INSTRUCTIONS FOR THE TASK:
Using the listing below, say how many lines have the string "time" in them, giving the number alone.

GIVEN INFORMATION:
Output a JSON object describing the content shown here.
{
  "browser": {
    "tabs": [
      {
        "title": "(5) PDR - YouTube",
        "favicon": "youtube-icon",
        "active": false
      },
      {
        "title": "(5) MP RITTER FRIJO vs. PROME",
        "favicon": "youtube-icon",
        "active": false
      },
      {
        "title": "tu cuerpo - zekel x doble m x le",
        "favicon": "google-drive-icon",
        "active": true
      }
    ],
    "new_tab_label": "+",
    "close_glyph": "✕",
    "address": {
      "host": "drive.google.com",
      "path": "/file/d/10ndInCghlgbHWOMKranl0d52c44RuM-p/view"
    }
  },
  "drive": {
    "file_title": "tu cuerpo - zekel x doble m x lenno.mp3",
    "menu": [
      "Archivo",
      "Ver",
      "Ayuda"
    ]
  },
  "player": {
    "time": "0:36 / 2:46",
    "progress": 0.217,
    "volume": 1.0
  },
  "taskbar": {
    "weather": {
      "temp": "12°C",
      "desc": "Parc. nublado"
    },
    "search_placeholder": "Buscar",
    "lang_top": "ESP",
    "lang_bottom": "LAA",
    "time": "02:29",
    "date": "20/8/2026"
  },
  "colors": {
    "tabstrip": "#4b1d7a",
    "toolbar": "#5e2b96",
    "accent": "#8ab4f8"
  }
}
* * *
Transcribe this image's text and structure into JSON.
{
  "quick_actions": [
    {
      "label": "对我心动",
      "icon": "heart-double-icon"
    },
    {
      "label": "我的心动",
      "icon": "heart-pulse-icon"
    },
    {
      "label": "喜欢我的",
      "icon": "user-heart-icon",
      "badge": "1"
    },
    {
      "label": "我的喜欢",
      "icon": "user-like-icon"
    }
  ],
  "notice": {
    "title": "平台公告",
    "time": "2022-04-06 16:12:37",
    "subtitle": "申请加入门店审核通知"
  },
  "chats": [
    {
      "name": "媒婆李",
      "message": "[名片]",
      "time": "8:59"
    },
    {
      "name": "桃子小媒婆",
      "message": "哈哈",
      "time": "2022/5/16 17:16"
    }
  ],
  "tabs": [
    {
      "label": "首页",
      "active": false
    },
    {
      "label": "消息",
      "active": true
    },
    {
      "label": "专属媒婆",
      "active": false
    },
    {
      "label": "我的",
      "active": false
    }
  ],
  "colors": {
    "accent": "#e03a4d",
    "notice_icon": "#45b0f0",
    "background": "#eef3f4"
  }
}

EXERCISE RESULT:
5